Thirteen of the top biotech venture capitalists in the country wrote a letter last week warning lawmakers that if Congress passes a drug pricing bill House Speaker Nancy Pelosi has put before lawmakers, they won’t be able to invest in biomedical research at their current rate, and patients will suffer.

“If policies such as those included within H.R. 3, the Lower Drug Costs Now Act, are passed, our ability to continue to invest in future biomedical innovation will be severely constrained, thus crushing the hopes of millions of patient waiting for the next breakthroughs to treat or cure their cancers, rare genetic diseases, Alzheimer’s, or other serious and life-threatening conditions,” they wrote in a letter addressed to the highest-ranking Democrats and Republicans in the House and Senate and acquired by Endpoints News. 

Dicer­na scores broad, 'rest of liv­er' deal with No­vo Nordisk, bag­ging $225M in cash to hit some 30 tar­gets with RNAi plat­form

Turns out Dicerna wasn’t done with deals yet after locking in $200 million upfront from Roche for a hepatitis B cocktail two weeks ago.

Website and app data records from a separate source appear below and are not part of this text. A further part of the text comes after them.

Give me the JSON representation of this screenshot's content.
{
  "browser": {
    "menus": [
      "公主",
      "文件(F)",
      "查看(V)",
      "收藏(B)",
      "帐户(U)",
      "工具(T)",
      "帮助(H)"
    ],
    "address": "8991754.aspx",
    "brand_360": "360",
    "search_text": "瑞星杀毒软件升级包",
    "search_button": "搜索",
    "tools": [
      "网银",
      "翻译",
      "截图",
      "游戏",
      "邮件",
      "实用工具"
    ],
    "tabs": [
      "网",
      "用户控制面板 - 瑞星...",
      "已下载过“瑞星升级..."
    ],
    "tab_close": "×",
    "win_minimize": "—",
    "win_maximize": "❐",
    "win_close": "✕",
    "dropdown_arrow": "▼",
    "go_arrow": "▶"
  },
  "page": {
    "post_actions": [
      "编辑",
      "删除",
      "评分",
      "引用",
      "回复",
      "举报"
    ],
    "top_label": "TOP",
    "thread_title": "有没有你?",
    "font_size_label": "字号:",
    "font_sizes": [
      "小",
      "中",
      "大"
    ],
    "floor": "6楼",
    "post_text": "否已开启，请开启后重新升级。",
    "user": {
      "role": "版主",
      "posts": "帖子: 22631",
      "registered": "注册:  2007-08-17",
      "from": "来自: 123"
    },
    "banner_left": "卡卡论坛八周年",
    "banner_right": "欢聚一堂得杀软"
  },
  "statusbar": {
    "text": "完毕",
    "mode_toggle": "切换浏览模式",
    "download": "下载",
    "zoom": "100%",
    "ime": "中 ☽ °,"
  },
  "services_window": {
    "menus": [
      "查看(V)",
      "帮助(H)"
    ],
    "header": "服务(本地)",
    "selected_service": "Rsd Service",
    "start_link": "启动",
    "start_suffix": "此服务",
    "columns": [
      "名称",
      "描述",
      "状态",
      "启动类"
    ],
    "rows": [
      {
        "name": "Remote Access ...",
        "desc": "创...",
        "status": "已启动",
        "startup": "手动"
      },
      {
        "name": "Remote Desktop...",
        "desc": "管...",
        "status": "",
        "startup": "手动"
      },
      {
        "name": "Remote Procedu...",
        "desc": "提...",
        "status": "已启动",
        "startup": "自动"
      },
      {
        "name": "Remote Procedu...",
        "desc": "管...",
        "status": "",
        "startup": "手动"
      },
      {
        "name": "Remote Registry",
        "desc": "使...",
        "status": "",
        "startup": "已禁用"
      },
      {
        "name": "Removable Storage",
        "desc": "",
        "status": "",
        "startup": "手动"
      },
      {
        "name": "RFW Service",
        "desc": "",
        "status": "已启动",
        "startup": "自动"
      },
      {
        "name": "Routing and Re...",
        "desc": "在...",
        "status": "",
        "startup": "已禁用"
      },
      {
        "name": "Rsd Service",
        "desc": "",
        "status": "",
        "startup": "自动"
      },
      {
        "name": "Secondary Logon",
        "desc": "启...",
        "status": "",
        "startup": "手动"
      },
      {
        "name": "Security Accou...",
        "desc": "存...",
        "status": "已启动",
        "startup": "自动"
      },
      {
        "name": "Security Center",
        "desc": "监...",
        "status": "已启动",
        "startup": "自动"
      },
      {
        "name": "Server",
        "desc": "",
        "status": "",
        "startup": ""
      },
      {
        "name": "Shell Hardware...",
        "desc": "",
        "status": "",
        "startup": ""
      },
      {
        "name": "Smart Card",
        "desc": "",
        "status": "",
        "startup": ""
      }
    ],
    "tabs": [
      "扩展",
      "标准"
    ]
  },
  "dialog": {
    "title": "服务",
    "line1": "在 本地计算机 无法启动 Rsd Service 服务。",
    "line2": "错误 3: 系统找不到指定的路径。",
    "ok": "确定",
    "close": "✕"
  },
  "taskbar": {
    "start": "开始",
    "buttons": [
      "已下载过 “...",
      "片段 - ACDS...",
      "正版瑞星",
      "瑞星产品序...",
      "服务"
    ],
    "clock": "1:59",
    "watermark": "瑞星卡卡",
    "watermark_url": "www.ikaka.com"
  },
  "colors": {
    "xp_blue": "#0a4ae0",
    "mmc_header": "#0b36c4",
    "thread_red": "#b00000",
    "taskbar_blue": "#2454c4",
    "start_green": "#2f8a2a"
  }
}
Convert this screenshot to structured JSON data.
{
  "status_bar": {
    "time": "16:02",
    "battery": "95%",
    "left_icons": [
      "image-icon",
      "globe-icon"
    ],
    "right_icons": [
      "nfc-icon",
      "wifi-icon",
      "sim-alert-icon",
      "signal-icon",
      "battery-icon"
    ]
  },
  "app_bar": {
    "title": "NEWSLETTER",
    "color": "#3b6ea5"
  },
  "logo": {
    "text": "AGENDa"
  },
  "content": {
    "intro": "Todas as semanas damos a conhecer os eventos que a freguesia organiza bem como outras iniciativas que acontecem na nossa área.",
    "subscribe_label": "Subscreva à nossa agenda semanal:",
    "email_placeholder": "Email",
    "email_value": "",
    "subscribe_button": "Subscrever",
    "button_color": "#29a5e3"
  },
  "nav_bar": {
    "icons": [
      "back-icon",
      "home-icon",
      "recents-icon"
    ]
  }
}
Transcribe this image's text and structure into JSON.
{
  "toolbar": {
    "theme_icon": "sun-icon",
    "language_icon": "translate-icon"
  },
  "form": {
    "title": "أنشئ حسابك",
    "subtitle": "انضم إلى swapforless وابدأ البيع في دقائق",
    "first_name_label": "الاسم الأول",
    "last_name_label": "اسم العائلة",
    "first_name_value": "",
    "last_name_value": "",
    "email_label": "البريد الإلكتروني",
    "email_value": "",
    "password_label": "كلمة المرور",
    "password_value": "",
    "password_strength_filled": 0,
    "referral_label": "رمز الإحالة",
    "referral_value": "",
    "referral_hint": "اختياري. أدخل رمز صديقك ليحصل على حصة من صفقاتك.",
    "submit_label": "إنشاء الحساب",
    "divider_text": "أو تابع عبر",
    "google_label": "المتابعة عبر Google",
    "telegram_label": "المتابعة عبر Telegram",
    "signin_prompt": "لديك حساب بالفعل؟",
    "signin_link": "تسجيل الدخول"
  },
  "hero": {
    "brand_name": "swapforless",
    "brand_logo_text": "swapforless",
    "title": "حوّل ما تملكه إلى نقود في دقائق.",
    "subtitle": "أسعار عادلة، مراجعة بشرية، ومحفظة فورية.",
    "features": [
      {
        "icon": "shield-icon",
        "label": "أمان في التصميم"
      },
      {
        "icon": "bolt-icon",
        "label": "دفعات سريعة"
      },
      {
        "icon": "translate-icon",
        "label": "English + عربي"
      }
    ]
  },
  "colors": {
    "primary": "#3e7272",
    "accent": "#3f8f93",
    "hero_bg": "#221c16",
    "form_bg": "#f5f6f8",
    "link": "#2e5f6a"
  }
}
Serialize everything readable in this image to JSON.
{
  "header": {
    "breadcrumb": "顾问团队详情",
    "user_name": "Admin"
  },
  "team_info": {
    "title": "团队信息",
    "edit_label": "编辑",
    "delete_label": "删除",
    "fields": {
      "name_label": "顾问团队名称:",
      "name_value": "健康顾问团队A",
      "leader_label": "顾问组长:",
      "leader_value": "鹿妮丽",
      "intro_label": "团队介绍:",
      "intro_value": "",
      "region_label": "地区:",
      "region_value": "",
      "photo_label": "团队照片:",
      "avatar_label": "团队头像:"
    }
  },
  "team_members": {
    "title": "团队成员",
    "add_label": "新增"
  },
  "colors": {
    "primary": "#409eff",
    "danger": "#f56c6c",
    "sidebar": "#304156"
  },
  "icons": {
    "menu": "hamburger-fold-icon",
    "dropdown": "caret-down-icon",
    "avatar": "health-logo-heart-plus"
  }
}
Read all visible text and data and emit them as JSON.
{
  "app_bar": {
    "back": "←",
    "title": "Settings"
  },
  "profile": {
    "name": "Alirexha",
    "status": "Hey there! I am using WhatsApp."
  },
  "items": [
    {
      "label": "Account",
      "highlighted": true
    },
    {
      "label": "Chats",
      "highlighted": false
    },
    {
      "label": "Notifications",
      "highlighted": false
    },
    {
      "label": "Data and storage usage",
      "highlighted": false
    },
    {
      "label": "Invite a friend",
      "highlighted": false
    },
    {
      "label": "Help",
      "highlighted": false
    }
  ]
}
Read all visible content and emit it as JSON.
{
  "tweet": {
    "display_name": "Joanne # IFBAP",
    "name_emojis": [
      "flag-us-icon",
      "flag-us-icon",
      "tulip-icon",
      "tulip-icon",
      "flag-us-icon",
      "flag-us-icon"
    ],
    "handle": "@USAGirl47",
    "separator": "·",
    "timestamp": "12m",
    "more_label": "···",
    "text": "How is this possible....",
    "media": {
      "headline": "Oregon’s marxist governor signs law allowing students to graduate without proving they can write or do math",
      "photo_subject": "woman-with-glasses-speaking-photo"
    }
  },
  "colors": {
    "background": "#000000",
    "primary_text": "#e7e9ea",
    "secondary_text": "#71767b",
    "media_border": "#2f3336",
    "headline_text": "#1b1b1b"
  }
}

Novo Nordisk has signed on as the latest partner to its GalXC RNAi platform, handing over $175 million in cash to claim any and all targets of interest in liver-related cardio-metabolic diseases that are not already reserved in previous pacts. The Danish drugmaker — which has signaled its interest to expand considerably beyond its core diabetes franchise into areas like NASH — is also purchasing $50 million worth of Dicerna’s equity at a 25% premium of $21.93 per share. More research payments and milestones extending to the billions are on the line.

Gene ther­a­py wins the in­side track at EMA; PPD files for IPO

→ Gene therapy maker Orchard Therapeutics has been granted an accelerated assessment for OTL-200 by the EMA’s Committee for Medicinal Products for Human Use (CHMP). The gene therapy — in development in partnership with the San Raffaele-Telethon Institute for Gene Therapy (SR-Tiget) in Milan, Italy — being used towards the treatment of metachromatic leukodystrophy.

→ Pharmaceutical Product Development has announced that its parent company, PPD, Inc has submitted a draft to the SEC relating to the proposal of an IPO of the parent company’s common stock. Number of shares and price range have not yet been determined.